 When Kennedy spoke to us, he was wrestling behind the scenes with an international crisis trying to thwart the Soviet Union’s installation of nuclear missiles in Cuba. On the home front, the president dealt with civil rights discrimination, specifically James Meredith’s attempt to break the all-white discrimination that barred him from enrolling at the University of Mississippi. Kennedy mobilized federal forces by sending 170 marshals to escort Meredith to class. But on that October Saturday, I was concerned more about football.
 Mid-morning we staked out a spot on the sidewalk and stood for two hours before the motorcade approached. My mind wondered but dismissed the possibility of snipers hiding under a porch with a latched wooden fence. It seemed like forever before the motorcade arrived and surprised me. As a boy, automobiles played a huge role in my life. So, I was shocked to see President Kennedy sitting on the trunk of a tan Chevrolet Impala convertible with his feet on the back seat. Where was that big black limousine I had seen on television? Yet within a minute, he passed. He had gone so quickly – in an Impala.

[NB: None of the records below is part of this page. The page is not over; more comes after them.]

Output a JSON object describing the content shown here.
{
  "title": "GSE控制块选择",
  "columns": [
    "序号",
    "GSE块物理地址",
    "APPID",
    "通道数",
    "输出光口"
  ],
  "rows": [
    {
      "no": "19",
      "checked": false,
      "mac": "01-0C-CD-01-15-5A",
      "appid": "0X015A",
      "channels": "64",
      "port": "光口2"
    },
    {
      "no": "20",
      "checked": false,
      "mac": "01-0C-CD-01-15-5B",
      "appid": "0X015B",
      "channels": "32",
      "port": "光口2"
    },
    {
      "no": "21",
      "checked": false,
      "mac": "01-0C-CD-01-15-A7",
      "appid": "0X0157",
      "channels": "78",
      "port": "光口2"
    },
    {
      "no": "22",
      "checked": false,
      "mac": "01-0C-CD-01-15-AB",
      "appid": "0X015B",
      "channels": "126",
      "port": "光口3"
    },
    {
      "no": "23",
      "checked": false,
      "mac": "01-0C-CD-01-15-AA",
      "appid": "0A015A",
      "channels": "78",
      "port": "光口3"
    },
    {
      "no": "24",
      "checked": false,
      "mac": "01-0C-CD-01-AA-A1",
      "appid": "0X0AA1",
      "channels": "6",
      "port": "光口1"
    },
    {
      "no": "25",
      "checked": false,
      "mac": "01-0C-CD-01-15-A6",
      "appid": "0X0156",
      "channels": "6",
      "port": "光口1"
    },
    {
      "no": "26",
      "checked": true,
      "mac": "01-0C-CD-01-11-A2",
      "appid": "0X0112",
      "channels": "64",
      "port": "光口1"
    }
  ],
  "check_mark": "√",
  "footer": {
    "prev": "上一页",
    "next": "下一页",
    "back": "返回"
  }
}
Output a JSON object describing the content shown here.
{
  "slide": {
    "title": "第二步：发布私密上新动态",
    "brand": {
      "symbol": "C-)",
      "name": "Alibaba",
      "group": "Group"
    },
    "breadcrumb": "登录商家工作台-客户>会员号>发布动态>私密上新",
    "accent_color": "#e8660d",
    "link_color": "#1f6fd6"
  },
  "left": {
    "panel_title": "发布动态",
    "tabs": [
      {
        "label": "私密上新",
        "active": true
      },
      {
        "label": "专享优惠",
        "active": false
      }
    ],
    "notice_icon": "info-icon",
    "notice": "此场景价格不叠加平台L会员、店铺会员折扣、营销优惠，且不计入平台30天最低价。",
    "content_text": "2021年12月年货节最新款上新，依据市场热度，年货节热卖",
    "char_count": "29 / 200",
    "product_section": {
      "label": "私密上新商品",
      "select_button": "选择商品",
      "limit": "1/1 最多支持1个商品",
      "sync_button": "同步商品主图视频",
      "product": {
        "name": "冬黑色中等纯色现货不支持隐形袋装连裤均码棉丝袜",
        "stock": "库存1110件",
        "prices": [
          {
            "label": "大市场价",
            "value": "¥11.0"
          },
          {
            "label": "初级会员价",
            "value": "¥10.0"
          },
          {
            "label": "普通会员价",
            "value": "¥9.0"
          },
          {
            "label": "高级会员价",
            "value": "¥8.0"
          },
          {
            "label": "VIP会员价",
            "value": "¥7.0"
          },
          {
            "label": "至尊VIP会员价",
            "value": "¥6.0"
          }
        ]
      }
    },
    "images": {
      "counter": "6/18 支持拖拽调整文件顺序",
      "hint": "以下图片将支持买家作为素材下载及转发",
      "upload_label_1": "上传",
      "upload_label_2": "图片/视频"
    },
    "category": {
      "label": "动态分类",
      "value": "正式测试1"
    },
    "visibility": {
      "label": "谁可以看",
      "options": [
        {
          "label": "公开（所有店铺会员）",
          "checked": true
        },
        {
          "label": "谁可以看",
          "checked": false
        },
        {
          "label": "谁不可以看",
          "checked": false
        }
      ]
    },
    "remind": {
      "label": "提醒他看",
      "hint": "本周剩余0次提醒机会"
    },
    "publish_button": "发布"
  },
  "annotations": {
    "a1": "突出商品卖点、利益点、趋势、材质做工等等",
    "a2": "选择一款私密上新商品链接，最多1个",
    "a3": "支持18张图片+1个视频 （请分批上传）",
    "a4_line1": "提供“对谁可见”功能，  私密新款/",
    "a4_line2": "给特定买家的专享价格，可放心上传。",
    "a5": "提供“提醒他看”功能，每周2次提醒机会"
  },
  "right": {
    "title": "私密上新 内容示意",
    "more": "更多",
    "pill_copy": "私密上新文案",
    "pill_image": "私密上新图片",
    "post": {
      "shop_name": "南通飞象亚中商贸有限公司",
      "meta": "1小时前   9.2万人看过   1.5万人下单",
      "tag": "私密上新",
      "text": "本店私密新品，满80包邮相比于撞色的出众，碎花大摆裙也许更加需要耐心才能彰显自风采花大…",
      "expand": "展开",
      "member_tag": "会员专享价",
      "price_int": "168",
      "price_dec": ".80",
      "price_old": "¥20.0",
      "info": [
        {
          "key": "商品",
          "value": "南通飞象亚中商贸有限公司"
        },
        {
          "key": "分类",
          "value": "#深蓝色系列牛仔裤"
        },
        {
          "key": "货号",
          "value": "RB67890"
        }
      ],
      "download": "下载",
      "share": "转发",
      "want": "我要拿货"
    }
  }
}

 We tried to walk a block closer to where the president spoke on the courthouse steps. However, throngs of people clogged the streets, so we only heard half of his speech through the roaring cheers and blurred sound system. After speaking, Kennedy attended a luncheon at a hotel, so naturally much of the crowd went home. But my father led me to the alley behind the hotel where we again stood for another hour. Finally, the president mounted onto the Impala’s trunk near us.
 We leaned on a fence an arms-length from the president. Kennedy’s rich chestnut auburn-colored hair moved in the wind. He nodded in recognition when my father said, “Hi Jack!” Then the president said to me, “Hello son,” as his car began to roll towards the street. He waved at me first, then to the people at the end of the alley. As quickly as he arrived, he was gone.
 Looking back on my day with President Kennedy – beyond my sore feet, sniper fantasies and the surprising Impala convertible – I note his message countering the Republican Party for acting as obstructionists against Kennedy’s agenda. Ironically, it is not unlike today’s campaign when he said, “As it has shown for 30 years, that every time we try to do something for jobs, and for security, and for education, the Republicans vote ‘no,’ the Democrats vote ‘yes.'”
 Kennedy continued, “We lost the medical care for the aged, as we lost the department of urban affairs, as we almost lost minimum wage, as we lost supplemental unemployment compensation, as we lost our agricultural bill, as we lost our higher education bill. Will you tell me what they are for?”
 Kennedy concluded, “And I am proud to stand here, although I am not a candidate for office, and in all good faith ask you to give us some people who in 1963 and ’64 will build a strong America upon which the world depends.”
 My day with JFK may sound like today, but it still seems like yesterday.

Gary Caruso, a 1973 graduate of Notre Dame, serves in the Department of Homeland Security and was a legislative and public affairs director at the U.S. House of Representatives and in President Clinton’s administration. His column appears every other Friday. Contact him at:
The views expressed in this column are those of the author and not necessarily those of The Observer.